Cambodian Journalists Alliance Association

Unions want minimum wage increase for garment workers

Garment workers converging for their lunch in front of a factory on the outskirts of Phnom Penh, January 14, 2022. CamboJA/ Pring Samrang
Garment workers converging for their lunch in front of a factory on the outskirts of Phnom Penh, January 14, 2022. CamboJA/ Pring Samrang

Unions representing Cambodian garment workers say they would like to see an increase in the minimum wage next year, but that companies are hesitant due to the unstable global economy, mainly a result of the war in Ukraine.

Unions, companies, and officials from the Ministry of Labor met for a first round of talks at the Ministry’s National Council on Minimum Wage on Monday.

Ath Thorn, president of the Cambodian Labour Confederation, one of the country’s biggest independent unions, attended the meeting. He said that the union still has to hold an internal meeting to discuss an official figure for 2023, but that he hoped to see an increase of around $20.

 “We have yet to discuss the detailed figure. This morning I just listened to the presentation [of the overall situation] by the ministry,” Mr. Thorn said.

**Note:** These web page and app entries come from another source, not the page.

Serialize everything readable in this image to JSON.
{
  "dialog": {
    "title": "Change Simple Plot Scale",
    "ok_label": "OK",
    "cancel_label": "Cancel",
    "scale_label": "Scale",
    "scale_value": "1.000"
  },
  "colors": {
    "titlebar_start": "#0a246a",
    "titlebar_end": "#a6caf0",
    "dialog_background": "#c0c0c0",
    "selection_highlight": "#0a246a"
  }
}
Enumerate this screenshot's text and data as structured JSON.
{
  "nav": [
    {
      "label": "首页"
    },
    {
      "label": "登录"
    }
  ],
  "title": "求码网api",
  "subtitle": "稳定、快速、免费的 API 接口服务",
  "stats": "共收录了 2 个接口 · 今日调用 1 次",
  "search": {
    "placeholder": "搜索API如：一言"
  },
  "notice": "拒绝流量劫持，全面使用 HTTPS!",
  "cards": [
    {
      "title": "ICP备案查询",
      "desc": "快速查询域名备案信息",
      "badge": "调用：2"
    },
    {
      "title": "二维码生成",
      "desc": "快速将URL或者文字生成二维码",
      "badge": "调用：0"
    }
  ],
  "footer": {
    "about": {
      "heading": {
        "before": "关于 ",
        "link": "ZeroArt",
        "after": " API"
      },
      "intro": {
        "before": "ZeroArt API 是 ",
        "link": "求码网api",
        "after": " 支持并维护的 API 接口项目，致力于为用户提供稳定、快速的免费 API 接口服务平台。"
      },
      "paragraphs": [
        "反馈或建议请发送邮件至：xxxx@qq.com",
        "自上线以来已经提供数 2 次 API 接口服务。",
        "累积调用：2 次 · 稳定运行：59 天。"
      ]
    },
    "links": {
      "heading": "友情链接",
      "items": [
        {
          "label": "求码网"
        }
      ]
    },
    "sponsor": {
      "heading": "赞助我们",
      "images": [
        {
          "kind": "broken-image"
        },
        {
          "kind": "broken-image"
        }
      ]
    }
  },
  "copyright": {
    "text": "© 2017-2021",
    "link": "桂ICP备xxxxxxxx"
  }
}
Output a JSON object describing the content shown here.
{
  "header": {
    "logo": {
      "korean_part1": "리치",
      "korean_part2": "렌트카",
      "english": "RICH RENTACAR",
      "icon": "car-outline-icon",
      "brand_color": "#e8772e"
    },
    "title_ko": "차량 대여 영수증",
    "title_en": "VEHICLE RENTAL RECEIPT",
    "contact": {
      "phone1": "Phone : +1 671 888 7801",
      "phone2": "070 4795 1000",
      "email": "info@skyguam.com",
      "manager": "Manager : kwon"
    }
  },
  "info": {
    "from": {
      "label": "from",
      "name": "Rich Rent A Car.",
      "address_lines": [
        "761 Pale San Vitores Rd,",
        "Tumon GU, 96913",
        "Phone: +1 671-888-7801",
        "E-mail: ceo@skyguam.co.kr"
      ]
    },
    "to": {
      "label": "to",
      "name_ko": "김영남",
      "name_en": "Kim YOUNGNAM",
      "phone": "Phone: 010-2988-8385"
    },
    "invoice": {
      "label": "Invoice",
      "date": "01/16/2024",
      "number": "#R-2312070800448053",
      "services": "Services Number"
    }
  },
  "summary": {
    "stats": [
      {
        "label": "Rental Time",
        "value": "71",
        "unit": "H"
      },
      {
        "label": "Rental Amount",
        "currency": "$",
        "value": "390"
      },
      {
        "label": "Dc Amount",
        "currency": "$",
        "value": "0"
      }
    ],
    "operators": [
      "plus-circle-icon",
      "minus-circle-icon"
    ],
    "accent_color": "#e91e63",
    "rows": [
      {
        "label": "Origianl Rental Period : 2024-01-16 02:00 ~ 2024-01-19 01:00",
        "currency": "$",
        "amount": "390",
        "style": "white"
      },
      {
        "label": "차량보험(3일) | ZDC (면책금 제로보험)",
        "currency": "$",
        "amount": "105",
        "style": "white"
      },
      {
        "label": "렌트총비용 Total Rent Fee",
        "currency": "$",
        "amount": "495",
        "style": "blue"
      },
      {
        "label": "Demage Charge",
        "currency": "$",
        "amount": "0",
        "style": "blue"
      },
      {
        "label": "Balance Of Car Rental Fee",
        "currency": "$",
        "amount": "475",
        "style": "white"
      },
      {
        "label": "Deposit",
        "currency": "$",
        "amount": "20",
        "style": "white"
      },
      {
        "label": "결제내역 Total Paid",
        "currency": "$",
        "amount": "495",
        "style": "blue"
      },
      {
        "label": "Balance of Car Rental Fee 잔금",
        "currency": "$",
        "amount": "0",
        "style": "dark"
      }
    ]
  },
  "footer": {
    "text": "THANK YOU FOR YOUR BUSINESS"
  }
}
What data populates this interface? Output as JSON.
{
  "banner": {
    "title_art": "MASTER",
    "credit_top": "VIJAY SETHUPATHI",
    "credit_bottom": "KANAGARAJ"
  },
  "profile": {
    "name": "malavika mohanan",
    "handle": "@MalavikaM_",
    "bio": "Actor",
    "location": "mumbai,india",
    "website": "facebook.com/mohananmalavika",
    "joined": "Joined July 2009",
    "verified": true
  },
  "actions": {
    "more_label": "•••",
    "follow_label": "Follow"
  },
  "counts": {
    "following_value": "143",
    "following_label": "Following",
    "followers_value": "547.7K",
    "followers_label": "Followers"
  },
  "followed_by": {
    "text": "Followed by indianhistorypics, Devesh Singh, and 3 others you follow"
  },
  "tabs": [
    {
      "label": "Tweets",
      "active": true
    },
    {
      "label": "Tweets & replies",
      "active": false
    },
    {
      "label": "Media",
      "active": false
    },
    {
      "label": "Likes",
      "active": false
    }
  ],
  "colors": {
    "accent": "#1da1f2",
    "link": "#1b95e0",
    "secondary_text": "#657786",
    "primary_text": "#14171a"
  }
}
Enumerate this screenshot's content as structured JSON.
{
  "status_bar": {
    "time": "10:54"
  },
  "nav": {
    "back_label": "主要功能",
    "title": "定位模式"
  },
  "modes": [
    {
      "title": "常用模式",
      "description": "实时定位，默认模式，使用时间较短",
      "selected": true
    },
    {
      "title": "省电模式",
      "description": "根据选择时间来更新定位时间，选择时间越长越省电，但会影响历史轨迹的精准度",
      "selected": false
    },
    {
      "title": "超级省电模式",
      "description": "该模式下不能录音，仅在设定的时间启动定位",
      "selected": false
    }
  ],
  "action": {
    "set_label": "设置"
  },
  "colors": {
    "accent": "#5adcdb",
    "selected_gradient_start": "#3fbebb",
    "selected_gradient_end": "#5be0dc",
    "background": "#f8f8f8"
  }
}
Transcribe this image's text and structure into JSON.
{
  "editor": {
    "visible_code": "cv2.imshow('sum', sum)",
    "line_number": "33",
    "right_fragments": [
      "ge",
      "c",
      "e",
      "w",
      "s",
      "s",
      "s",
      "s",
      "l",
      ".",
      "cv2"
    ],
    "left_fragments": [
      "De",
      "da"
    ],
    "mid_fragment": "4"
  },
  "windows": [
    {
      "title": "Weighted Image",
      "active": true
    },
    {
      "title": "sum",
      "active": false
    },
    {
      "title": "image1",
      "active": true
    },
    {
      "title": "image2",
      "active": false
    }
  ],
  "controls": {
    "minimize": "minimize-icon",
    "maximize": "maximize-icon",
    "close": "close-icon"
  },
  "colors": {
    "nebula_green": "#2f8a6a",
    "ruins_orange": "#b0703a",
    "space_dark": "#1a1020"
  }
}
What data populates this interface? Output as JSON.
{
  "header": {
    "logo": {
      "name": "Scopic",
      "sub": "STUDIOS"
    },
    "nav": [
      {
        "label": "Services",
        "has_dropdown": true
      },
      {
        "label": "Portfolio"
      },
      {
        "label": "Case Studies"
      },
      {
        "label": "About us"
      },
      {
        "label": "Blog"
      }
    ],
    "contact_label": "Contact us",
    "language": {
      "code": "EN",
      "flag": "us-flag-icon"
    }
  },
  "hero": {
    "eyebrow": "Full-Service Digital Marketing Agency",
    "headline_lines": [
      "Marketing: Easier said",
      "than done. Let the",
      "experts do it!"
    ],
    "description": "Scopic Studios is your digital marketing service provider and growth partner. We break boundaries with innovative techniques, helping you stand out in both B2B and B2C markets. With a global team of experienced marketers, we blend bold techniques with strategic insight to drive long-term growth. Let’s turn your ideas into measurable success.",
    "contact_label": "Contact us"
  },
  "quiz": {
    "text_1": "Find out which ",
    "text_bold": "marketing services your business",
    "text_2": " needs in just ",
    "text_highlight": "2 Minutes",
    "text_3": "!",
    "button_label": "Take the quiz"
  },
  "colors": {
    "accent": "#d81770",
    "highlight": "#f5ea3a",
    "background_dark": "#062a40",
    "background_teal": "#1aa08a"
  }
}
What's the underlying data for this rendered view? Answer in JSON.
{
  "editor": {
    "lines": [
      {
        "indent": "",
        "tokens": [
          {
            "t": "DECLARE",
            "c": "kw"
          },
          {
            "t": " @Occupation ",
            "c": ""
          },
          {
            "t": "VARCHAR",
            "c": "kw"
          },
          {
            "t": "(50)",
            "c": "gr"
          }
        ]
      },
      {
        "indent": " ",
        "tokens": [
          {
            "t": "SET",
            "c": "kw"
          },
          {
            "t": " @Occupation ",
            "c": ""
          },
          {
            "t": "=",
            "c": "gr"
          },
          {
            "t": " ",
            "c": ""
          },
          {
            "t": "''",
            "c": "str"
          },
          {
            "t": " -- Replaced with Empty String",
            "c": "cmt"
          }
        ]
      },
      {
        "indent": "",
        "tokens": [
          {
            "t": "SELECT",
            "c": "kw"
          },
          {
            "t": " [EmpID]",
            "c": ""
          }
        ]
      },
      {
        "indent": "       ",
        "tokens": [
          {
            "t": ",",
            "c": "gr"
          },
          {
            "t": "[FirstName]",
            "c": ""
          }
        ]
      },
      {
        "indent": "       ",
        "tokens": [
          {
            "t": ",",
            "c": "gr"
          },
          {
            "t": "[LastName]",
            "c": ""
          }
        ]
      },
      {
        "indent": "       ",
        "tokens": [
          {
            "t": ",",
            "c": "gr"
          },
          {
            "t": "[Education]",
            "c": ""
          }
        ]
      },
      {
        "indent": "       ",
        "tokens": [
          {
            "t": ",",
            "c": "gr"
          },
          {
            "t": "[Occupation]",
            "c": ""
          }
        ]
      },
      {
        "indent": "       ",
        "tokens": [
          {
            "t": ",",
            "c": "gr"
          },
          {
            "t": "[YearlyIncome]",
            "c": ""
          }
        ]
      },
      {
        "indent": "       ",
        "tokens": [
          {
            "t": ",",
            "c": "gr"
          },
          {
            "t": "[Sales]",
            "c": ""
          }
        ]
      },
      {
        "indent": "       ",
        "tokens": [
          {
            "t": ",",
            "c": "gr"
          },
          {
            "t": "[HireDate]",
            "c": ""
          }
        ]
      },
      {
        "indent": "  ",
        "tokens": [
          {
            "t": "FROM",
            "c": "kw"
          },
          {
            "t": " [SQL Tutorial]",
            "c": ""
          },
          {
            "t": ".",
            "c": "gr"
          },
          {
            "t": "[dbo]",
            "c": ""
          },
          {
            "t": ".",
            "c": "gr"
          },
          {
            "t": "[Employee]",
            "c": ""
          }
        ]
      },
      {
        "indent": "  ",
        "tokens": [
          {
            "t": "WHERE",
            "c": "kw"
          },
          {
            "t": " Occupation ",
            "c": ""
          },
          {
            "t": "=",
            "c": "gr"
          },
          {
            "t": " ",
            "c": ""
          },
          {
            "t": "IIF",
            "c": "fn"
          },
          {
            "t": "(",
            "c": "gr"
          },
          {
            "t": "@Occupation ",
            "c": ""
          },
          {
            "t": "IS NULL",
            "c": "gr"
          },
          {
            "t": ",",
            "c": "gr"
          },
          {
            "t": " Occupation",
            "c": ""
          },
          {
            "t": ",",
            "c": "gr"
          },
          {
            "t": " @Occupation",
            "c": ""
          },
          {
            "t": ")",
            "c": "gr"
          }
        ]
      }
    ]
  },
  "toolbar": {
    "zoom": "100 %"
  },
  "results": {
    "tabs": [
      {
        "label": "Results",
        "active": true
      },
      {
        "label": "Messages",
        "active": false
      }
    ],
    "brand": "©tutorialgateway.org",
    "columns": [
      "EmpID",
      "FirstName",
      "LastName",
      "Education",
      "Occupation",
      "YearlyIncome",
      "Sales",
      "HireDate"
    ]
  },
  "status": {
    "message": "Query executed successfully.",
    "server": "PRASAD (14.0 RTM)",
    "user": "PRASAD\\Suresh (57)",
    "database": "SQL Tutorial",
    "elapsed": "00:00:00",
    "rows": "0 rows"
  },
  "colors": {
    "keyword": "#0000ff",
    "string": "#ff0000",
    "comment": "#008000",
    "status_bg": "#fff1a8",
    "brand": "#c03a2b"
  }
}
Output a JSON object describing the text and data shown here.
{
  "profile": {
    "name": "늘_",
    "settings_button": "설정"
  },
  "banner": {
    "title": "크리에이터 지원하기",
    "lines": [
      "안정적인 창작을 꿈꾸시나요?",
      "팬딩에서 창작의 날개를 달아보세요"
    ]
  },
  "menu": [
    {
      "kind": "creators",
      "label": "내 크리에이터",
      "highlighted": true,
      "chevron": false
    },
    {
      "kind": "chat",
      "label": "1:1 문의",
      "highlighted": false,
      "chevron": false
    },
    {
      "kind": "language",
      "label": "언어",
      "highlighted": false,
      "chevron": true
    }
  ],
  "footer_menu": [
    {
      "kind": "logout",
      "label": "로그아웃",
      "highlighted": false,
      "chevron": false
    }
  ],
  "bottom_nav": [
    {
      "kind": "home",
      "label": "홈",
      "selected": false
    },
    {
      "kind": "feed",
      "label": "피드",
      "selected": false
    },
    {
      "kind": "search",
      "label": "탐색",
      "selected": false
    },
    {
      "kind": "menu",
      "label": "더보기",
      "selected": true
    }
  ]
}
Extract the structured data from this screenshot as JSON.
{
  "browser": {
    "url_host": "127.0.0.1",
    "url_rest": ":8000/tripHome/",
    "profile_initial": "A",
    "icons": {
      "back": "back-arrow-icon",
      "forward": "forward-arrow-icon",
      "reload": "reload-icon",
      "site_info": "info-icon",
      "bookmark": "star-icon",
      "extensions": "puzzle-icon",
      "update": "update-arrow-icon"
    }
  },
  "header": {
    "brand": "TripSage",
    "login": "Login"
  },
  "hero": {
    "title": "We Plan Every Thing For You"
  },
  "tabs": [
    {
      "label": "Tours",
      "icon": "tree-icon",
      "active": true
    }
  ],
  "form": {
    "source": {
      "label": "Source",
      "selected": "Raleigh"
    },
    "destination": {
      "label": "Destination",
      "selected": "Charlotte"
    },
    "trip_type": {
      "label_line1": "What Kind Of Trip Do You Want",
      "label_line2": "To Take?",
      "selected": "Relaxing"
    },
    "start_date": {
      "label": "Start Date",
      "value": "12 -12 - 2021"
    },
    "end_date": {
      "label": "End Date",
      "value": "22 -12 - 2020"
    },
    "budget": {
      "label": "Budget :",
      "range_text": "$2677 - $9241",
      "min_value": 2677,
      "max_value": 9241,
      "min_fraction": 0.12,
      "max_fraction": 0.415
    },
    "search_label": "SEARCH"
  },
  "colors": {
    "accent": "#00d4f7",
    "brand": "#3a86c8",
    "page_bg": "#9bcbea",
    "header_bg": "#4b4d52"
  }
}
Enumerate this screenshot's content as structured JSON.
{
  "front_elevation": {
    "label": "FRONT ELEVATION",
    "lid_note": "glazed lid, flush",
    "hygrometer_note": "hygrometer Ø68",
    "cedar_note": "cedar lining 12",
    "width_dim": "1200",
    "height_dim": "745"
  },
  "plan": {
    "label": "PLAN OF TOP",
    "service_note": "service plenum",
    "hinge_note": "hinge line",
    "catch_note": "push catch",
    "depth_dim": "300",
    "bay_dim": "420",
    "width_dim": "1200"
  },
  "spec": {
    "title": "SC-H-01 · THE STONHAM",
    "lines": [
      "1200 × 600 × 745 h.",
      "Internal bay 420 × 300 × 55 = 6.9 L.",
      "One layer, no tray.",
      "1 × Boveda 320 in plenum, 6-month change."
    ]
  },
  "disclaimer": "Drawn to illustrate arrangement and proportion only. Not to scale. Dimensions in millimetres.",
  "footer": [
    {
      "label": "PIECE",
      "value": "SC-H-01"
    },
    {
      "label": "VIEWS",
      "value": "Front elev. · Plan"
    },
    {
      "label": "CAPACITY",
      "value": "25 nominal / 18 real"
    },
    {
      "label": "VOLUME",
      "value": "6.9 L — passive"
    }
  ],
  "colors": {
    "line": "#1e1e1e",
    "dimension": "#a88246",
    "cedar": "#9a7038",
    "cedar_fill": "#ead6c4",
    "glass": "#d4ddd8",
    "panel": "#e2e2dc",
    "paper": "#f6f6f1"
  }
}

However he said he thought a monthly minimum wage of about $215 in 2023 would be appropriate. Currently the minimum wage in the industry is $194.

He noted that employers were worried about increasing wages, despite garment workers’ increased living costs.

Nang Sothy, an employer representative, was among those against an increase.

“The minimum wage should not be raised,” Mr. Sothy said, noting that the government’s social security pension fund that starts being implemented in October is already a burden on employers.

Current geopolitical tensions and high oil prices were another reason to avoid an increase, he said.

Over the past two years, garment and footwear factories have not increased the minimum wage, but the government ordered an increase of $2 last year.

“Our stance is that we do not want [wages to be] higher than in Vietnam,” Mr Sothy said. Garment workers there make up to $202 a month.

Kaing Monika, deputy secretary-general at the Garment Manufacturers Association of Cambodia, could not be reached for comment.

Heng Sour, a spokesman at the Labor Ministry, declined to comment, referring reporters to the ministry’s statement instead. The statement says

the ministry has seven criteria for negotiations on minimum wage for the garment and footwear industry in 2023.

It said that the next meeting will be held from August 24-31.

Pak Ram, 26, a worker at Y&W Garment factory in Phnom Penh, said he supports a negotiated minimum wage for workers because the current wage of $194 is not enough to live on.

“The current salary is not enough for daily expenses because the wage is very small,” he said. “I would need at least $220 to survive, and be able to pay my rent and electricity.”